  • Contract requirements for handback –some older PPP contracts lack any detail around what handback requirements are to be met therefore meaning disputes around what condition the asset needs to be handed back in may be more likely to arise. Clearly defined handback requirements will assist parties in understanding their obligations. However, there is a balance to be struck between clarity of requirements and overly demanding requirements. If handback requirements are overly demanding then it is likely that the private sector will price that risk into the contract therefore potentially resulting in poorer value for money.
  • Construction phase – there is no better place to start than at the beginning of an asset’s life. If an asset is well constructed then, assuming proper maintenance (which we will come on to), it should stand the test of time. PPP projects tend to use an independent tester who certifies the build as complete however we are seeing more often now provision for the works to be inspected during construction and commissioning (and as recommended by the Cole Report) meaning any major construction issues should be flushed out during the build period rather than further down the line. The use of BIM and other such technologies will also likely assist with testing the asset condition.

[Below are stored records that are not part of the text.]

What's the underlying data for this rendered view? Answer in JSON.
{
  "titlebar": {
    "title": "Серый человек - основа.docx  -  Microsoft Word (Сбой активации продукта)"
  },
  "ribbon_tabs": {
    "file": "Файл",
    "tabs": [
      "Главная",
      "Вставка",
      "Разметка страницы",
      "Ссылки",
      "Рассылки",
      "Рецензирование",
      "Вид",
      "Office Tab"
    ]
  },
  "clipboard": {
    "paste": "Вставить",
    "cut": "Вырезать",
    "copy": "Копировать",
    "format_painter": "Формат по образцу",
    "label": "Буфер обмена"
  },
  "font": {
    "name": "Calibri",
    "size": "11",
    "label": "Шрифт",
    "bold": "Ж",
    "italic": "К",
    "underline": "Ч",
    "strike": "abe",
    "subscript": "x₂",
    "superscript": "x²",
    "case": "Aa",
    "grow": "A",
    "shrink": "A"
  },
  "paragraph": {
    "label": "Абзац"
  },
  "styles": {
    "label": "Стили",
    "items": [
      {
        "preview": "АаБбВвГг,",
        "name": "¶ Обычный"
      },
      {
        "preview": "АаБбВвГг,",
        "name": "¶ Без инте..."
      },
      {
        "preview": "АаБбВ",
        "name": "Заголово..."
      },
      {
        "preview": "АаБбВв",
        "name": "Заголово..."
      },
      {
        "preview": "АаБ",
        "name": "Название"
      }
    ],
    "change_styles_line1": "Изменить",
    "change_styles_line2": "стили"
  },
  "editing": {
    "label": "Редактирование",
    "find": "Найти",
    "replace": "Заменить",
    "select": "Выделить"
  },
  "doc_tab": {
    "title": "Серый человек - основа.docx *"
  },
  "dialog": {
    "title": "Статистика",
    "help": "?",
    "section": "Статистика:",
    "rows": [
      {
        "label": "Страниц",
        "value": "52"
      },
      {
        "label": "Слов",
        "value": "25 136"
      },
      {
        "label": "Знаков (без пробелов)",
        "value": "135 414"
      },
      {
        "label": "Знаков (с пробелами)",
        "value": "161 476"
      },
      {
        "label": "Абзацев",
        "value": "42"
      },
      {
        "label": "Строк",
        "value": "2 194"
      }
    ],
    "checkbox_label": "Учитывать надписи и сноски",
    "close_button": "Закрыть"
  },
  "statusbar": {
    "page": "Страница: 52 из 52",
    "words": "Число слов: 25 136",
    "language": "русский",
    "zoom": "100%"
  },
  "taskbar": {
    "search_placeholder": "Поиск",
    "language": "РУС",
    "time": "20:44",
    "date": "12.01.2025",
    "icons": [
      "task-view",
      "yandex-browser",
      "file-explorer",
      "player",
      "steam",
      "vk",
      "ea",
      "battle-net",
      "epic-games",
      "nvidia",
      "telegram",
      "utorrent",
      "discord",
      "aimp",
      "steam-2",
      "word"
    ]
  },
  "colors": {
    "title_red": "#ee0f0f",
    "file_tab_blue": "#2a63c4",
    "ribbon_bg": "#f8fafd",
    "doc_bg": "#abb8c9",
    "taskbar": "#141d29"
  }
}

  • Services Specification – handback requirements are often linked to compliance with the services specification. It is therefore important to ensure that you have a services specification tailored to the particular asset. As with handback requirements, an overly onerous services specification is not likely to result in value for money therefore it is again a balancing act to ensure the services specification is appropriate for the asset and the condition it is to be handed back in without being too arduous.
  • Contract Management – too often contracts are forgotten about and never looked at until something goes wrong. Contracts are to be used as day to day operational tools and the payment mechanisms should be used as envisaged and as a driver to ensure the asset is maintained in the condition it is meant to be. Any variations (however done) to the contract throughout the life of the project must also be clearly captured and available as this will be important when identifying what assets are subject to the handback requirements.
  • Condition Surveys – don’t leave these until the last minute. It may take some time to arrange the survey, have it conducted and for the report to then be completed. Thereafter, time will be needed for the parties to agree a plan in terms of the handback works, programme and costs. You don’t want to be fighting about matters as the contract expiry looms. If there is a new FM provider post expiry then the condition survey will also be important when agreeing any related contracts.

Harper Macleod has already successfully advised on the handback of 2 PPP projects and is actively engaged in relation to handback arrangements on other PPP projects. All our experience is being applied to new projects and developments we are working on to the great advantage of our clients.


ppp projects, ppphandback